Merlin matures to an ascendant Sagehood and engineers the birth of Arthur through magic and intrigue. Later, Merlin serves as the king's advisor until he is bewitched and
imprisoned by The Lady of the Lake.
Television and Cinema
In Stargate SG-1 Merlin is depicted as an Atlantean from the Pegasus galaxy who ascended to a higher plane of existence, descended to a lower plane of existence on Earth, and
proceeded to 'create' King Arthur and his Knights of the Round Table. Also evil enemies are wrongfully depicted as Egyptian and the image of Blacks are historically negatively
In the 1988 Doctor Who story "Battlefield," The Seventh Doctor is recognized as Merlin by the knight Ancelyn, Mordred and finally Morgaine, and it is implied that Merlin is, or
will be, a future (or alternate-dimension) incarnation of the Doctor.
In the 1998 film named Merlin (starring Sam Neill, Miranda Richardson, Helena Bonham Carter, and others), Merlin is a half-faeren man created by Queen Mab, sister to the
Lady of the Lake, as a saviour to the Old Ways (i.e., Paganism) from the encroaching Christian religion. Becomes a tutor of King Arthur and the lover of Lady Nimue.
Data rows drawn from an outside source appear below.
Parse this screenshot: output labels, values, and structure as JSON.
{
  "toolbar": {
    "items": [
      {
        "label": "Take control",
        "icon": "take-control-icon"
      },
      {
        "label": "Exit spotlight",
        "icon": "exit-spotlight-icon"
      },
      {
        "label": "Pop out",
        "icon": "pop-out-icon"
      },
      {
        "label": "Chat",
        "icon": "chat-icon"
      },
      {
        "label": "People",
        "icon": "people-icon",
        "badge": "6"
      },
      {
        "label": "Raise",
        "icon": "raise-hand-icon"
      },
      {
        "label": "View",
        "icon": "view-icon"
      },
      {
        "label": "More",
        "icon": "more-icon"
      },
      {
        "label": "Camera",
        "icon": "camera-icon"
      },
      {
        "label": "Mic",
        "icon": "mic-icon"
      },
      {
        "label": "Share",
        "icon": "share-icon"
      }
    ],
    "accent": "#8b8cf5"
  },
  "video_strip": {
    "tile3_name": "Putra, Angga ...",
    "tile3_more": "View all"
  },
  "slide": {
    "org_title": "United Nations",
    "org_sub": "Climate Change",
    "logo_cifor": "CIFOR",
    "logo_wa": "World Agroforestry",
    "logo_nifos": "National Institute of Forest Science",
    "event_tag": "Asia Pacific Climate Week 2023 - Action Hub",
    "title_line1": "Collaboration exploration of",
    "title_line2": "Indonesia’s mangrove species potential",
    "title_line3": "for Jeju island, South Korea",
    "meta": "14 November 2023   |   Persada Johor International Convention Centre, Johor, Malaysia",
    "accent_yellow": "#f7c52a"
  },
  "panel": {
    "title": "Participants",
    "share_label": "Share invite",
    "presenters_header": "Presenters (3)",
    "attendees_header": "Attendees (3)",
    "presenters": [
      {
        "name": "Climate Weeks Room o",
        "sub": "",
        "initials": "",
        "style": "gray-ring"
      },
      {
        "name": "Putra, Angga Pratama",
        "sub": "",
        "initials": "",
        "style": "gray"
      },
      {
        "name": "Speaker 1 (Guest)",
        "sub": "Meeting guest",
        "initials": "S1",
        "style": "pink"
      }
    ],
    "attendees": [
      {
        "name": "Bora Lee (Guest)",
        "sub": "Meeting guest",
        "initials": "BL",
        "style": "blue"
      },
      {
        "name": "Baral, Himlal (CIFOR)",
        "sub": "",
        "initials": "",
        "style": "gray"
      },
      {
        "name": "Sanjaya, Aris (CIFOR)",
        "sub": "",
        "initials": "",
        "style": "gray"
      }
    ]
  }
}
In March 2008 the BBC announced that they would be screening a new drama series, Merlin, based around the adventures of the mythical wizard.
For some reason which might be unknown there is a relentless modern movement that characterizes and casts ancient Egyptian “Royals” and religious personalities in cartoons,
movies and series as negative evil forces to be combated by “good” while at the same time other elements of institutional society defames the ancient sacred signs and symbols
of Egypt and Africa especially in commercial instances. Curiously no other religions are so treated. Imagine for one moment what the Christian (Western) or Jewish (Israeli)
outcry might be like if faced with such sacrilegious assaults upon their sacred institutions/traditions. Moreover: how else do explain television's Svengoolie and the people
(pagans) who are transfixed by inflicting terror(ism), horror and monster lore? More could be, but need not be said!
A Book, A Historic Letter and Pandora...
|The Super Importance of
Knowledge & Why People of Color
Should Study History
2nd WORDS, IDEAS & IMAGES WE CAN
LIVE WITH THIS SEASON